(Originally published on USNews.com – 5/7/13)
Wall Street will be watching the House Financial Services Committee today – and counting on the rest of us to have our attention elsewhere.
The committee will consider a package of proposals to roll back important reforms adopted after the 2008 financial crisis. Most of these bills involve derivatives – the complex financial instruments that were the proximate cause of the meltdown. If approved, they would let the biggest banks go on enriching themselves, and endangering the country, with taxpayer–subsidized bets.
Take the Swap Jurisdiction Certainty Act. In the name of simplicity, the bill generally permits the foreign subsidiaries of American banks to follow the derivatives–trading rules of other nations. What the proposal’s supporters don’t say is that the rest of the world is way behind the U.S. in setting such rules and that a couple of clicks on a computer keyboard is pretty much all it takes for the typical megabank to route a transaction overseas, potentially escaping serious oversight.
This would be a huge loophole. “During a default, risk knows no geographic border,” Gary Gensler, chairman of the Commodity Futures Trading Commission, said in a recent speech.
A second bill, the Swaps Regulatory Improvement Act, would undermine Section 716 of the Dodd–Frank financial reform law, which tells banks to segregate their most exotic derivatives transactions from taxpayer–guaranteed deposits. The bill would restore banks’ right to conduct these complex and dangerous deals inside units that benefit from deposit insurance and access to Federal Reserve support.
The House bills threaten the authority of the Securities and Exchange Commission as well as the CFTC. Existing law requires the SEC to consider the economic impact of its rules; indeed, financial companies have won a number of lawsuits on cost–benefit grounds. But the SEC Regulatory Accountability Act would shift the odds even more in Wall Street’s direction by saddling the commission with new cost–benefit–analysis procedures that it would have to follow not only for the rule it adopts but for all “available alternatives.” The net effect would be to add a set of near–impossible obstacles to a process that is already tortuously slow.
These proposals – the ones enumerated here and others – present a textbook case of how a powerful industry pursues goals that run sharply against both the public interest and public opinion. Money and muscle loom large in the tale, needless to say. We got a glimpse of Wall Street’s inside game with the recent disclosure of a February skiing bash in Utah, where the new Financial Services Committee chairman, Jeb Hensarling, R-Texas, was joined at a weekend fundraiser by representatives of a number of financial companies and Wall Street groups. (Around the time of his ski trip, the direct and indirect contributors to Hensarling’s political action committee included Visa, MasterCard, JP Morgan, Capitol One, Credit Suisse, UBS, U.S. Bank, and the payday lenders Cash America and CheckSmart.)
Disguise is another key element of the strategy. Americans overwhelmingly support tough financial regulation, so the banks have broken their agenda into mini–bills with mind–numbing names like the Business Risk Mitigation and Price Stabilization Act and the Swap Data Repository and Clearinghouse Indemnification Correction Act.
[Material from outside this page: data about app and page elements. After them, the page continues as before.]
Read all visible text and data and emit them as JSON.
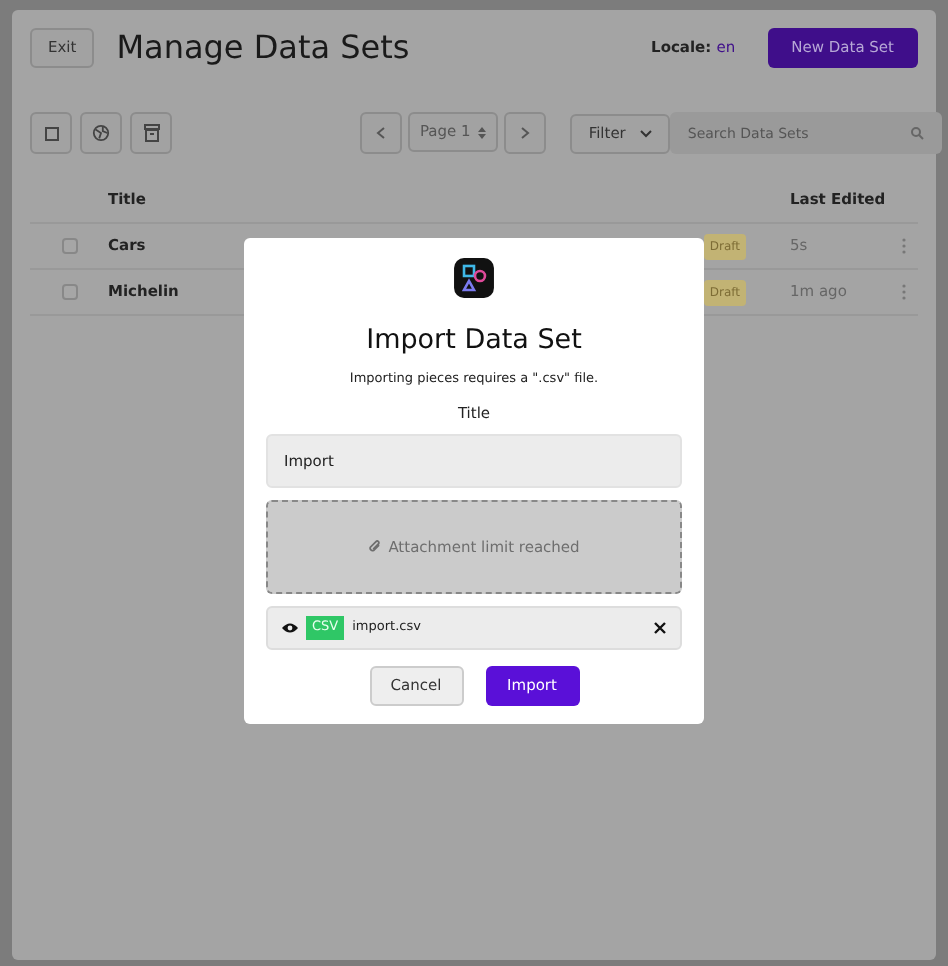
{
  "header": {
    "exit_button": "Exit",
    "title": "Manage Data Sets",
    "locale_label": "Locale:",
    "locale_value": "en",
    "new_button": "New Data Set"
  },
  "toolbar": {
    "page_select": "Page 1",
    "filter_button": "Filter",
    "search": {
      "placeholder": "Search Data Sets"
    }
  },
  "table": {
    "columns": [
      "Title",
      "Last Edited"
    ],
    "rows": [
      {
        "title": "Cars",
        "status": "Draft",
        "last_edited": "5s",
        "checked": false
      },
      {
        "title": "Michelin",
        "status": "Draft",
        "last_edited": "1m ago",
        "checked": false
      }
    ]
  },
  "dialog": {
    "title": "Import Data Set",
    "subtitle": "Importing pieces requires a \".csv\" file.",
    "field_label": "Title",
    "field_value": "Import",
    "dropzone": {
      "text": "Attachment limit reached",
      "disabled": true
    },
    "file": {
      "type": "CSV",
      "name": "import.csv"
    },
    "buttons": [
      {
        "label": "Cancel",
        "kind": "secondary"
      },
      {
        "label": "Import",
        "kind": "primary"
      }
    ]
  }
}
Persistence is a piece of the puzzle, too. Three years after the legislative fact, the financial lobby is still battling to undo the progress of Dodd Frank. And making more headway than it should.
Many of the bills before the Financial Services Committee were approved by the House in 2012, and they could be headed for approval in 2013. But every vote cast will matter; the more nays there are in the committee and on the House floor, the easier it will be to prevent these bills from moving in the Senate, where reform forces will have to hold the line again this year as they did last year.
The challenge is to spread the word and hold legislators accountable, convincing Senators and House members alike that a favor for Wall Street will be noticed – and remembered – on Main Street.